3. Add the garlic and cook for 1 minute.
4. Add the chicken and cook about 4 minutes per side, or until cooked through and juices run clear. Remove the chicken and set aside.
5. To the same pan, add the spinach and cook just until wilted, about 1 to 2 minutes.
6. Remove from the pan and set aside.
7. Lower the heat to medium and add the balsamic vinegar and chicken broth to the pan and stir, scraping the bottom of the pan to remove any browned bits.
8. Add the tomatoes, bring to a simmer and cook 3 to 5 minutes.
9. Place the couscous in a serving bowl.
10. Top with the spinach, chicken and balsamic-tomato sauce.
Adapted from Ellie Krieger’s recipe from foodnetwork.com
Know Your Produce: Bartlett Pears
Did you know that Bartlett Pears contain probiotic benefits that support your gut health? New research has found that pears can balance beneficial gut bacteria. Check our blog this week for more info on the benefits of pears!

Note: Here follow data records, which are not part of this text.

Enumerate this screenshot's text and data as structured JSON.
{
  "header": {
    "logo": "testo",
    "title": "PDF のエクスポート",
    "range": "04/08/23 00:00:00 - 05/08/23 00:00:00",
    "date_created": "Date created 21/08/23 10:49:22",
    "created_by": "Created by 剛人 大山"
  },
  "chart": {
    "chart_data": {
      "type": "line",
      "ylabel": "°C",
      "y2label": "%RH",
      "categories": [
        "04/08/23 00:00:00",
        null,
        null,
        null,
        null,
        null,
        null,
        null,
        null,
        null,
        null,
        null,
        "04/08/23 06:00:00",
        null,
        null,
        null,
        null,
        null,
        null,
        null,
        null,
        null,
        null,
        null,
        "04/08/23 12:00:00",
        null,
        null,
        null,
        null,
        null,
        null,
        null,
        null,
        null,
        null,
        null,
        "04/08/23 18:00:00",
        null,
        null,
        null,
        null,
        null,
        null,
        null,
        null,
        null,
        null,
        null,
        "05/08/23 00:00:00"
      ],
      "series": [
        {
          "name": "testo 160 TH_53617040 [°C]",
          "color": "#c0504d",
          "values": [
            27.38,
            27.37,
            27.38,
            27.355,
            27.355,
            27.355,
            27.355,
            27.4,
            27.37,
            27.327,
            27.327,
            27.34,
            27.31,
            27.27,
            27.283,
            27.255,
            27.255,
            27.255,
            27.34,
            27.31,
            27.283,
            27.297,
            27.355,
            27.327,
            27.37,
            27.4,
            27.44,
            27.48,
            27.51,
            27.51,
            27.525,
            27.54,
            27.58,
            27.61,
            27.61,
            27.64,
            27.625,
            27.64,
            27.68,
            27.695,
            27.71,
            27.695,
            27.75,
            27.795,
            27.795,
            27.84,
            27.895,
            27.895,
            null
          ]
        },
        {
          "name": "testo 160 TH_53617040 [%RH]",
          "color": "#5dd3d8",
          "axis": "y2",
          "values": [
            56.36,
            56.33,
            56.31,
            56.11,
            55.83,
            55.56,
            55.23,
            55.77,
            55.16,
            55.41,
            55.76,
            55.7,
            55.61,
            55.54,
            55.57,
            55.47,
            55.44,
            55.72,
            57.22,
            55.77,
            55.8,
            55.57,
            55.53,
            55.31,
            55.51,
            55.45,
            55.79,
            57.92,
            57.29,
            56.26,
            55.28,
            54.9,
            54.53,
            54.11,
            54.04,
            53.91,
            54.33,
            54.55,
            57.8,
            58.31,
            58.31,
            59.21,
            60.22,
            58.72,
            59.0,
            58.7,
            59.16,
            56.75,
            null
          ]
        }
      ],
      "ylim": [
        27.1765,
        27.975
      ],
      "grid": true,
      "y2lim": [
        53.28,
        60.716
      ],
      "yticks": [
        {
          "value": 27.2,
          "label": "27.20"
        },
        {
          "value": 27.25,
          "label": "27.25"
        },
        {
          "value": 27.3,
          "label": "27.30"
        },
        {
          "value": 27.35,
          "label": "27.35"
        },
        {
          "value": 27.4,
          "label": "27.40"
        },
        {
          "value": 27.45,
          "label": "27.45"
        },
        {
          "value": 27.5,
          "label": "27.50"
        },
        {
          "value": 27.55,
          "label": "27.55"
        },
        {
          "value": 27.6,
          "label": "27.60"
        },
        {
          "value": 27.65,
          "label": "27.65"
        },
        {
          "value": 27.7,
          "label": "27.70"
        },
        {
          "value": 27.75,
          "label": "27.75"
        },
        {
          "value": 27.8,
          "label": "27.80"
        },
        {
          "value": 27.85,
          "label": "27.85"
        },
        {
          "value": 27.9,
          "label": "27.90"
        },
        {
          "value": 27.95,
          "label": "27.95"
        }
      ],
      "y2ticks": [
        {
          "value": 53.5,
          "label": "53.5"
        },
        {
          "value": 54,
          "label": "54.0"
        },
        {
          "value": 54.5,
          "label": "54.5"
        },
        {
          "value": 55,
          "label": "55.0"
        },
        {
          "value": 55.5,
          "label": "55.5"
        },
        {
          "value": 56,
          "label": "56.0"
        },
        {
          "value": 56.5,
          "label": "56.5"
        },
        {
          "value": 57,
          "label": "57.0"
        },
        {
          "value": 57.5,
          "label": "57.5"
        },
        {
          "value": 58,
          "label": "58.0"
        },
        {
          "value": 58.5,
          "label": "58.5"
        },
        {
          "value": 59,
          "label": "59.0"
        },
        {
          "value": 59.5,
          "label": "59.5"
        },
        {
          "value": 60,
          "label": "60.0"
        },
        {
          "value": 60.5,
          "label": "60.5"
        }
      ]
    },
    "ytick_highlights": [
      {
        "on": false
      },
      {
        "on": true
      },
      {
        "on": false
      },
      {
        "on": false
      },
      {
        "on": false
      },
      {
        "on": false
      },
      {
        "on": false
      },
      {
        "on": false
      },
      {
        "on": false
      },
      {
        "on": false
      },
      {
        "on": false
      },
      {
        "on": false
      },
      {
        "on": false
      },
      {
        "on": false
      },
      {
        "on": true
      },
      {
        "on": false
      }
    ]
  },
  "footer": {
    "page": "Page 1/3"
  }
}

Ripened pears can be used at once or put under refrigeration (35º to 45º F) until you want to use them. Refrigeration will delay further ripening but will not stop it altogether, giving you adequate time to include fresh pears in your menu planning. Remember, pears need to ripen at room temperature, so don’t refrigerate an unripe pear!
A ripe pear is a sweet pear. A little known fact about the pear is that it is one of the few fruits that does not ripen on the tree. The pear is harvested when it is mature, but not yet ripe, and, if left at room temperature, it slowly reaches a sweet and succulent maturity as it ripens from the inside out.
Store: Place under ripe pears in a fruit bowl at room temperature near other ripening fruit like bananas, which naturally give off ethylene and will help speed up the ripening process. And if you find yourself with a few too many overripe pears, blend them into smoothies, soups, sauces and purees!